On to my regular TV talk. This past week, The Voice started its second season. I never watched The Voice last year, and I don’t know that I would’ve tuned in this season, but I had towels to fold and it came on after the Super Bowl, so I watched. For those of you who didn’t watch, contestants are pre-screened and invited to audition for the 4 judges, so there is no terrible singing like you get during the first episodes of American Idol. The judges are Christina Aguilera, Blake Shelton, Cee Lo Green, and Adam Levine.

The auditions are blind in that the judges face the audience and can’t see the performer. If they are interested in adding the performer to their team, they press a button which will turn their chairs around and light up a sign that reads “I want you.”

I was fascinated as I watched. If more than one judge turns around, the performer gets to decide which judge he/she wants to work with. What surprised me is that it appeared that for most of the people this happened to, they didn’t know who to pick. I’m sure they didn’t go into it thinking that all 4 judges would want them, but didn’t they at least dream a little. Isn’t it natural to think to yourself, “What if?”

But then I got to thinking…

I know this seems like it has nothing to do with querying and finding an agent, but to me it does. A lot of advice out there will tell you to create tiers for the agents you want to query. Your dream agents, followed by the next level and so on. I can’t say that I had any idea of a dream agent. Are there agents that I’ve followed on line and thought they would be good to work with? Sure. Anyone who is serious about publishing will do that, but I didn’t have my heart set on anyone.

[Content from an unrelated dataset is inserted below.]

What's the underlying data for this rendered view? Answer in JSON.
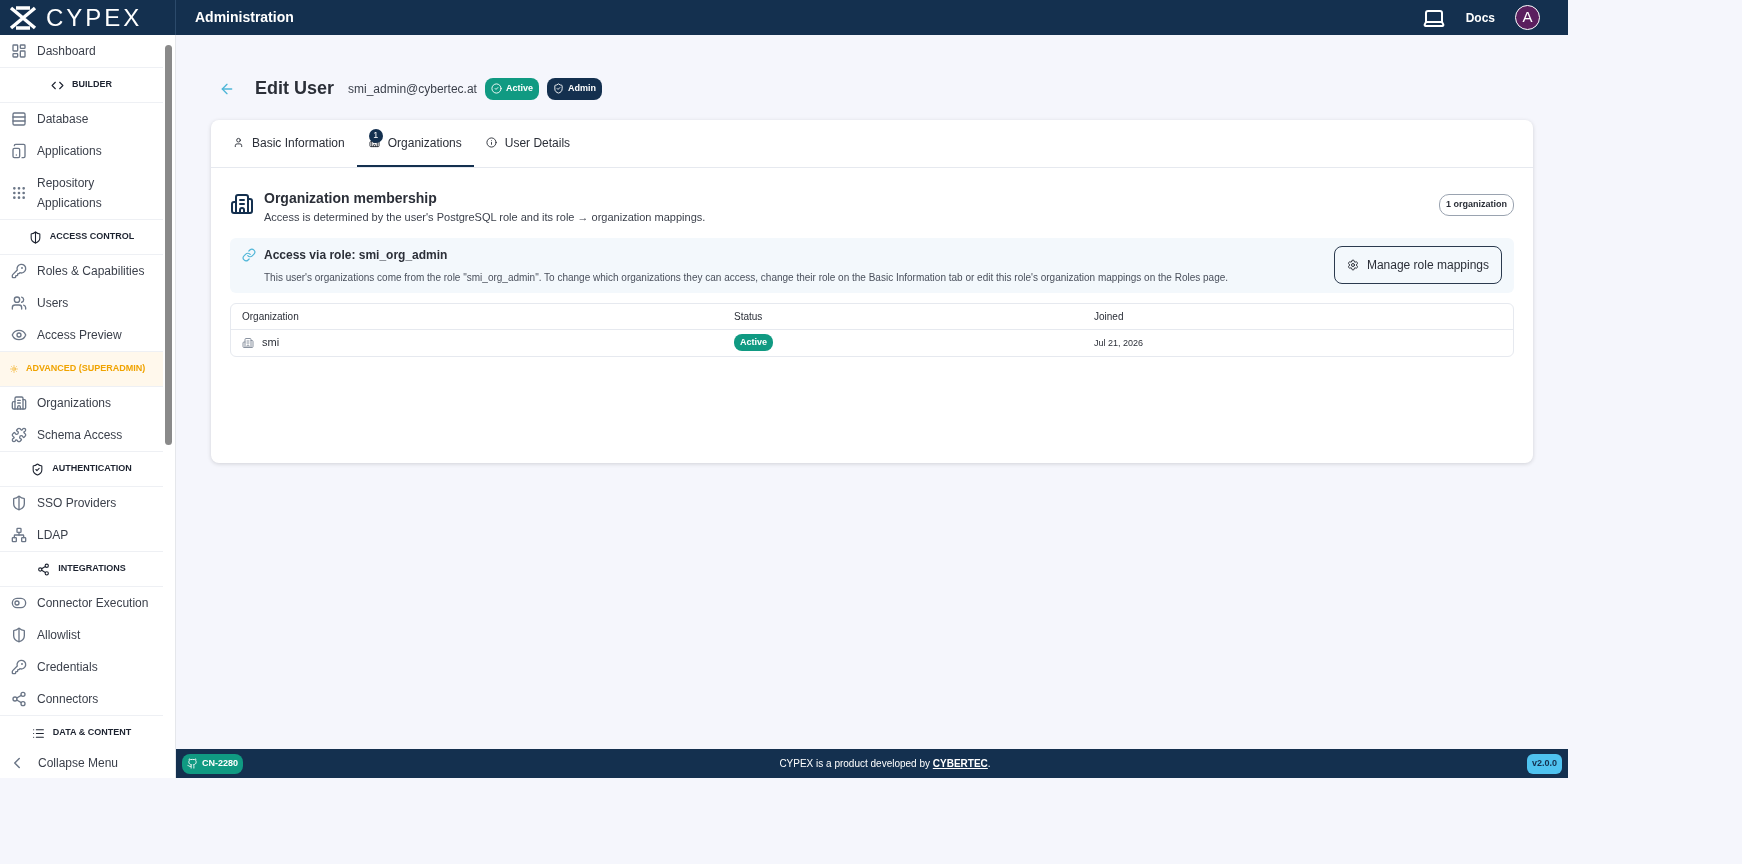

By the time I queried my agent, Fran Black, I had already queried lots. I revised the manuscript in between bouts of querying. I got requests for partials and fulls. And I continued to query. I didn’t stop just because some agents requested material.

I was a self-described query slut. I would query any agent who might consider my manuscript. That’s not to say I queried someone who only reps mystery (I’m not dumb), but I queried agents who offered any indication they might take on romance or women’s fiction. Some people would tell you not to do that, but my goal was to find someone who loved my book.

That’s my dream agent.

Within a couple of weeks of querying Fran, she contacted me for the full and then shortly after offered representation.

She loved my book.

The thing is, Fran wasn’t on my original agent list. In fact, she wasn’t anywhere on my radar. She wasn’t on QueryTracker or Agent Query. I found her on the Absolute Write forums, where someone briefly mentioned her and then I checked out her PM page and her web site. (Sorry, Fran, if you now get flooded with queries.)

In thinking about those performers on The Voice, I can see now why the decision is so hard. They get a few precious moments to try to figure out who loves their voice the most. Is it the one who turned around first? Or is the one who listened to nearly the entire song before deciding?

If a performer went into the audition banking on one particular judge to pick her, would she then be disappointed when a different judge turned around and not her top pick?

I think that by setting up a dream agent list, you’re selling yourself short. Do your research and know who the players are, but search until you find the one who loves your work, your voice.

Although I missed a few of the performers, my favorite so far is Juliet Simms:

Do you have a favorite yet for The Voice?